This kind of behaviour is taken - in men and even occasionally in women - as a sign of "toughness", while behaving in a more stereotypically feminine manner is read as weakness. So Quinn finds herself in a double bind that I've plenty of sympathy for, as a rather "brash" woman myself. But it worries me that we seem to have internalised the lesson that we need to be as aggressive, as cutthroat, as the worst men in order to be successful. Emanuel, after all, is in the process of trying to close 54 Chicago schools after the teachers' union's successful strike - his bullying isn't limited to throwing around the F word.
It's not that Quinn should be able to get away with this kind of behaviour. It's that far too many men do. The solution is not giving Quinn a pass, it's pushing for everyone to be held accountable for abusive, bullying behaviour.
Quinn has come to represent, alongside Facebook COO Sheryl Sandberg, a new crop of take-no-prisoners women who are open about their desire for and wielding of power, though Sandberg touts a much "nicer" brand of pushing, warning women not to push too hard, to be assertive "with great care". They've been embraced by some feminists as a sign of progress for women, as role models for how to get to the top in a man's world. Yet particularly where Quinn is concerned, there are real questions about how much power for one woman does to help all women gain power, and those questions have less to do with her personal behaviour than they do with the policies she enacts (and those she blocks).
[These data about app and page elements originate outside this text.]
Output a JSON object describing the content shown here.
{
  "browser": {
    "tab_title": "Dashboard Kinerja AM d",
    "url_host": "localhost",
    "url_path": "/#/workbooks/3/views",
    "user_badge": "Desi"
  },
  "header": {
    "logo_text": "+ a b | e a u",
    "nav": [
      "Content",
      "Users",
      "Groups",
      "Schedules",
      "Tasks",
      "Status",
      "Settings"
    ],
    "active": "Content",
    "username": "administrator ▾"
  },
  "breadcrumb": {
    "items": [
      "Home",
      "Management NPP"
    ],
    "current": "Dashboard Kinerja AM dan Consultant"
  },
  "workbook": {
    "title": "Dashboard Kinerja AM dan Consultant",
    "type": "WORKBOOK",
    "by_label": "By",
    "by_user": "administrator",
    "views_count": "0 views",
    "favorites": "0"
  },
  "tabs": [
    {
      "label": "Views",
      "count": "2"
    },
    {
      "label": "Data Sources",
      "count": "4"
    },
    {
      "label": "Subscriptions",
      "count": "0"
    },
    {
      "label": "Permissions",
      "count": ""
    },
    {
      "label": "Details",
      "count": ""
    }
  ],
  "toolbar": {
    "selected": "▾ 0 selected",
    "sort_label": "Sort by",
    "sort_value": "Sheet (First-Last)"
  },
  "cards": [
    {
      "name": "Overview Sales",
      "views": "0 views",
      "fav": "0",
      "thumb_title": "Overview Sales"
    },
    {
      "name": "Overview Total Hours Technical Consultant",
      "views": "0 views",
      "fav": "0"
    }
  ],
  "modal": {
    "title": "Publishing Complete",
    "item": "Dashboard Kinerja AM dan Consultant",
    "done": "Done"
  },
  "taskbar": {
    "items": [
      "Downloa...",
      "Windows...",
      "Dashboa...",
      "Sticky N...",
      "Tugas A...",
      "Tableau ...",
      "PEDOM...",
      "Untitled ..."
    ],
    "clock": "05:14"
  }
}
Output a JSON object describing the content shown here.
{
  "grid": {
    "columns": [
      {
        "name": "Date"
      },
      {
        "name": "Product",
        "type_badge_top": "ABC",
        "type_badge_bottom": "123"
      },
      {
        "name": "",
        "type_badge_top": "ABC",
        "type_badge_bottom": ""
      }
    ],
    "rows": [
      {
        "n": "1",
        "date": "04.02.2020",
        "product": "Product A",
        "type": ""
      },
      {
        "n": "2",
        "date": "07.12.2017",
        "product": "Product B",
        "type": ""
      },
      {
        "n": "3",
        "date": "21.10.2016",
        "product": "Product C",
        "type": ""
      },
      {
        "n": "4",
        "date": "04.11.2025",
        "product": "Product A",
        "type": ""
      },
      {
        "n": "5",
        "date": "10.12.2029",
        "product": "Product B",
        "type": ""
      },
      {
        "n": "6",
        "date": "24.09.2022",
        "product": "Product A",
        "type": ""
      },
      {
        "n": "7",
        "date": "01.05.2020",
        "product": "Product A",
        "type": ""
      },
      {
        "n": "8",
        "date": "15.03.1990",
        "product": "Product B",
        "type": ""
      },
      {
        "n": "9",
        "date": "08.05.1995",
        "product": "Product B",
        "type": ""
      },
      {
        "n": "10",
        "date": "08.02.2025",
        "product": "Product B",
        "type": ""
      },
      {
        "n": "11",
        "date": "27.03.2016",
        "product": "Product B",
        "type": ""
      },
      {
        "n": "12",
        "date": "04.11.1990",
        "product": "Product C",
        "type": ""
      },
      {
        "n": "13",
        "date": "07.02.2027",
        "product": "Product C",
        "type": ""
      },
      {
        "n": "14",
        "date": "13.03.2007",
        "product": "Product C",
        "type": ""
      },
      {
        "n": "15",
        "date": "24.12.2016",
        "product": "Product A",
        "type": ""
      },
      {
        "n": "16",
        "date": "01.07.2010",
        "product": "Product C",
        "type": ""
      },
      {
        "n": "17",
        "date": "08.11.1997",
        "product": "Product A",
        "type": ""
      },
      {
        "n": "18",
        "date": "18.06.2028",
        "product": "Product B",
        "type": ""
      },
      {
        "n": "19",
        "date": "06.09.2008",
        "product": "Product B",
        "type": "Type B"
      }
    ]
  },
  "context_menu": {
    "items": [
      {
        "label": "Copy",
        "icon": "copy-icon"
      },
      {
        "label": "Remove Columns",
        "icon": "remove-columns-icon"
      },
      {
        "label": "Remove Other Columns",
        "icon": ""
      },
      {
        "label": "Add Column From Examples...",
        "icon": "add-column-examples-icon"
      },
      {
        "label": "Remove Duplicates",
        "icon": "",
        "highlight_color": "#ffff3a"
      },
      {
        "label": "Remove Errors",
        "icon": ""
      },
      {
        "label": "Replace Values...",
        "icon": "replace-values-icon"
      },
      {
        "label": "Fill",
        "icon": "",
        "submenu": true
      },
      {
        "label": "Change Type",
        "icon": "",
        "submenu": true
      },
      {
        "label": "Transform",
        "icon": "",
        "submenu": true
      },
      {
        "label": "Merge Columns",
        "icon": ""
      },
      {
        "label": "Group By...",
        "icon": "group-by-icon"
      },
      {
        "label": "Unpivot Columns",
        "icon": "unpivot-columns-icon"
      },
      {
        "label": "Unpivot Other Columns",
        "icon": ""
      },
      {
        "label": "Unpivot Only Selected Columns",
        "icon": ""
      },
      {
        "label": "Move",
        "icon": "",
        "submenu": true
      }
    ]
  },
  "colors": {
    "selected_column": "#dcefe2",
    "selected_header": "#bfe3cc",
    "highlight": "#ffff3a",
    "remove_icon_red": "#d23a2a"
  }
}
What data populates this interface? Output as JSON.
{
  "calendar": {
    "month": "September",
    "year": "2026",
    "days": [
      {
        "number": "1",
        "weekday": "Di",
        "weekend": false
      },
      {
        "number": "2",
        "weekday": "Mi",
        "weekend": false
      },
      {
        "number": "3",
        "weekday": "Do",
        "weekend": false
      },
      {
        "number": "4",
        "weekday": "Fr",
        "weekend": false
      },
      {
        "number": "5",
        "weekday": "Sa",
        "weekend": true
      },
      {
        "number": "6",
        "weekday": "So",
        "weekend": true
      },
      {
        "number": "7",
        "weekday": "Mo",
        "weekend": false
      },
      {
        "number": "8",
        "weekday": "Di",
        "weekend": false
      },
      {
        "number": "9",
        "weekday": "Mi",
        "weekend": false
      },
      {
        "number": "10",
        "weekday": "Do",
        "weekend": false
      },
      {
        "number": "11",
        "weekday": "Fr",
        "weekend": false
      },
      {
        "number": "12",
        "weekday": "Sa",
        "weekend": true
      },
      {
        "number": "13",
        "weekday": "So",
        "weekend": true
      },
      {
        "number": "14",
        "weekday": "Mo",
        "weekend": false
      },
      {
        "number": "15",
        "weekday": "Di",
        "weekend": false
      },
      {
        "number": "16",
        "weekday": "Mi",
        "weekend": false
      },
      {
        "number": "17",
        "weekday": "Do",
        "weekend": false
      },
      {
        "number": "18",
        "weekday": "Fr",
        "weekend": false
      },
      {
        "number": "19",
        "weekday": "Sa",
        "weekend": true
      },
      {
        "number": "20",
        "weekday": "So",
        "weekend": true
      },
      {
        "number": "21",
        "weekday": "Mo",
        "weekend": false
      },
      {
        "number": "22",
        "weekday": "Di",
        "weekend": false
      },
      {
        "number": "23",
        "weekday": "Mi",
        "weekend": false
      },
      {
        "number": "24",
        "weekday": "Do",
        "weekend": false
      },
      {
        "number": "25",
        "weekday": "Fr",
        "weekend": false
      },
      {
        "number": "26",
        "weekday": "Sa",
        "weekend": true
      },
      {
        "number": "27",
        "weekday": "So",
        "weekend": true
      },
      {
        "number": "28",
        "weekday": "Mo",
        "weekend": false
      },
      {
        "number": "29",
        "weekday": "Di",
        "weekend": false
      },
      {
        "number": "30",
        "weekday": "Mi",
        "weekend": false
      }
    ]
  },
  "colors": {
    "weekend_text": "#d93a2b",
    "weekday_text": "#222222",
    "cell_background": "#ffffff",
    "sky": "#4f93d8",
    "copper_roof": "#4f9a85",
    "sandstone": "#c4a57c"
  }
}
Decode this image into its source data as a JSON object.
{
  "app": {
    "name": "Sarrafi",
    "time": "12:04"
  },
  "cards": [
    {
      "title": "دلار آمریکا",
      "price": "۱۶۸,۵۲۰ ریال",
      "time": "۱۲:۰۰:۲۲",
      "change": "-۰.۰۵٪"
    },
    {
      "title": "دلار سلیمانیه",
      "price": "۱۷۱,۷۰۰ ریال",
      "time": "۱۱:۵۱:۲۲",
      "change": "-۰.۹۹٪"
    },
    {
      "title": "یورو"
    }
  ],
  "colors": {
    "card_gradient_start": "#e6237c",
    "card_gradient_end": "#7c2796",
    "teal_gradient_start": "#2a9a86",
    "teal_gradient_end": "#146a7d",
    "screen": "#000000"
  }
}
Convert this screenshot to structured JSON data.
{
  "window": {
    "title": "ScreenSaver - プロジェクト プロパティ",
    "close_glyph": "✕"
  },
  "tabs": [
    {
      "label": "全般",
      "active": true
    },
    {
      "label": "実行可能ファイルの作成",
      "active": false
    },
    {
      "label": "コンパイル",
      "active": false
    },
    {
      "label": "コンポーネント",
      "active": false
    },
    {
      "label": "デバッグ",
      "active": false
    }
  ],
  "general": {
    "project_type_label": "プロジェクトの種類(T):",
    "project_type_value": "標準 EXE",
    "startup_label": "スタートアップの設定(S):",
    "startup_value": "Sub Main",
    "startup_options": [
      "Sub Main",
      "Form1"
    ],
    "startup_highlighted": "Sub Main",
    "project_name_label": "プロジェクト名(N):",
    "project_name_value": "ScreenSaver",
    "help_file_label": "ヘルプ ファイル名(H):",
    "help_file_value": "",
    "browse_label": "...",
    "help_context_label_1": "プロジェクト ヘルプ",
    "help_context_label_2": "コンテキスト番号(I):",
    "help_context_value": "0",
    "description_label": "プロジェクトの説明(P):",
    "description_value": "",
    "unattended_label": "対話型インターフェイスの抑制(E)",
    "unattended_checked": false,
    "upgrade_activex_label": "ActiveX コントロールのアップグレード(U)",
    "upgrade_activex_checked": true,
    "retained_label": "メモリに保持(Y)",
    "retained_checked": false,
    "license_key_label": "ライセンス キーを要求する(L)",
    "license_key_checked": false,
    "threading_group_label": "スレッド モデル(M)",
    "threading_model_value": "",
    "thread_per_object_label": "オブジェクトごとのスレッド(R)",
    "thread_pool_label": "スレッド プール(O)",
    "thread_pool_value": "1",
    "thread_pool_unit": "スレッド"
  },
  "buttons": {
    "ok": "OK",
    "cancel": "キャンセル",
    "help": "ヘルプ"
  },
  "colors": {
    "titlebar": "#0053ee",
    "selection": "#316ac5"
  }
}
Whether one wants to blast the doors open, or ask nicely before stepping through, the real issue is, as Ellen Bravo, executive director of the Family Values at Work Consortium said, "As much as we care about having more women in power, we care most about having more power in the hands of women and everyone else that's been treated unjustly."
To that end, I'm much more impressed with the news that Quinn made a deal than that she was able to hold out for so long. Allowing workers at the bottom of the economic ladder a little more security will do a lot to build power for all working women, whether they play nice or not.
Sarah Jaffe is an independent journalist, a rabblerouser and contributor to Truthout, AlterNet, The Nation, Jacobin and others.
Follow her on Twitter: @sarahljaffe
The views expressed in this article are the author's own and do not necessarily reflect Al Jazeera's editorial policy.